This book deals with one of the most mysterious languages of the Far North of Russia - the so-called Old Sirinek Language (OSL, self-designation of the speakers uqeghllistun). The language is part of the Eskimo family; however, its place in the family is unclear. According to some theories, this language is the last survival of a third group of Eskimo languages alongside Yupik and Inuit. Although OSL speakers were located in eastern Chukotka, in the same area as Siberian Yupik speakers, and fused with the latter to a high extent, the OSL retained deep structural, phonological, and lexical distinctions from all Yupik languages.
In 1895 the language had 79 speakers, in 1964 it had approximately 30 speakers, and in 1988-1990 there remained only four people who still could speak it. The last speaker, Valentina Wye, the person whose language skills and patient efforts to share them made this book possible, died in 1997.
The book contains practically everything collected on OSL by several Russian scholars - Ekaterina Rubtsova, Georgii Menovschikov, Nina Emelianova and Nikolai Vakhtin - during the 50 years from the 1940s to the 1990s, with small additions of data collected by other people.

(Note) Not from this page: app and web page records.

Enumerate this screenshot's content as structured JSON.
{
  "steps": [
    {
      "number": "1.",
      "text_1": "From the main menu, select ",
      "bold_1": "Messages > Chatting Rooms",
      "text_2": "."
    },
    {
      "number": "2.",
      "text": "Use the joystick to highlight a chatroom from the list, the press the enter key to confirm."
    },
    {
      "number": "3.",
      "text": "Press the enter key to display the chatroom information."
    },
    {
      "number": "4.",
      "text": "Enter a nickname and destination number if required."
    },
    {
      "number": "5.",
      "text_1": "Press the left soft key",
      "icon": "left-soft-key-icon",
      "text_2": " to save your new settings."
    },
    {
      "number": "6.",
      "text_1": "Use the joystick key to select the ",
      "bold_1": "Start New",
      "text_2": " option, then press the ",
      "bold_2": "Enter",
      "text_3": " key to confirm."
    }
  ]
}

It consists of four main parts: (1) Introduction, in which the history of OSL description is outlined, its genetic affiliation with other Eskimo languages is discussed, and a brief comparison with Siberian Yupik Eskimo is given; (2) the main part of the book, giving folklore and other narrative texts in OSL with Russian interlinear translation and, for some texts, parallels from Siberian Yupik Eskimo language; (3) a small section presenting grammatical data on the language; and (4) a supplement where lexical data are presented as materials for a dictionary, ca. 2500 entries.[written in Russian]